June 9 had that feel to it. Everything was coming into place for a significant tornado outbreak. A triple point was situated over northwest Kansas, slowly drifting east. Very unstable, moist air was streaming in from the south, and with an approaching short wave trough, it was only a matter of time before rapid severe thunderstorm development would occur. I sat north of I-70, southwest of Hill City and watched the storm of the year develop from a small cumulus tower and become a prolific tornado producing monster.

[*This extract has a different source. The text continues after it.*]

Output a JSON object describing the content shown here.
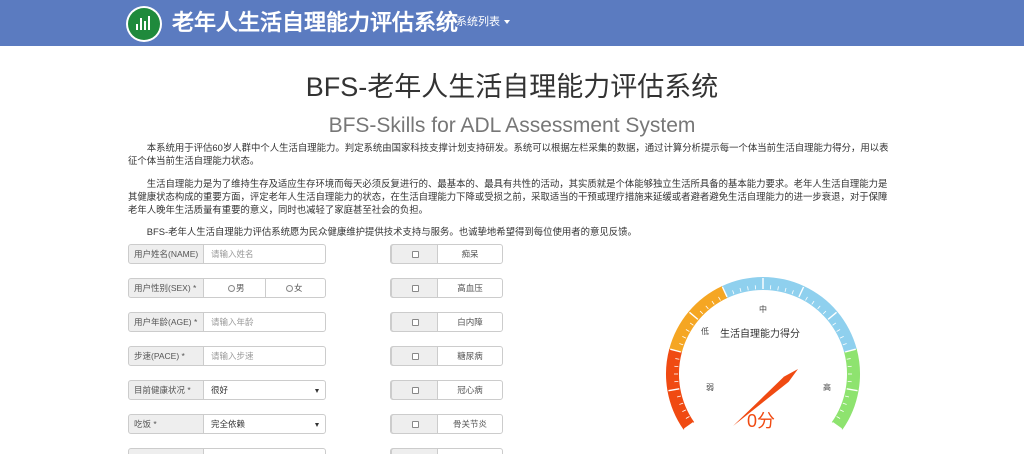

What an interesting day this turned out to be. We started in Gillette, WY, blasted to Ekalaka, MT and sat north of town and waited, and waited and waited 🙂 Finally a high based little LP updraft developed, as usual, and was severe warned. The interesting thing with this is it was feeding on 72/56 air. It moved north and weakened. Then another storm RAPIDLY developed and intensified, southwest of town. This storm became a BEAUTIFUL striated stack of plates supercell, and quickly developed a nice wall cloud. Condensation streamed in from the northeast and soon a lowering was observed almost to the ground. Rotation developed and a funnel formed AWAY from the wall cloud. It extended a third of the way to the ground and dissipated.
Then a second funnel formed without being connected to the base, then developed a debris cloud and connected to the base!! Bizarre tornado! It stayed on the ground maybe 2 minutes and dissipated too. A third funnel formed and became a gorgeous elephant trunk tornado with INTENSE rotation and cascading motion in the cloud base. This also lasted 2-3 minutes. It also was rotating around the outer edge of the meso. A fourth funnel formed, a truncated cone, and became tornadic too with a debris cloud. This one lasted at least 5-6 minutes before dissipating. Eventually the lowering wrapped in rain, and then the rain curtains parted revealing a long slender funnel halfway to the ground!! What a surprise! I was NOT expecting this type of a supercell today at all!!
This was a tough one for me. We left Denver early this AM with a target of Dickenson, ND. After almost 800 miles, we arrived to see 3 high based storms get their act together. Strong moisture return ahead of a short wave trough would provide lift to get these storms going. In spite of only upper 50s dewpoints, these 3 storms turned into supercells, with the southern storm, near Max, ND our target. We arrived as the storm was a beautiful saucer base with clear slot. A couple of funnels formed and extended close to the ground. Close enough I would consider this tornadic.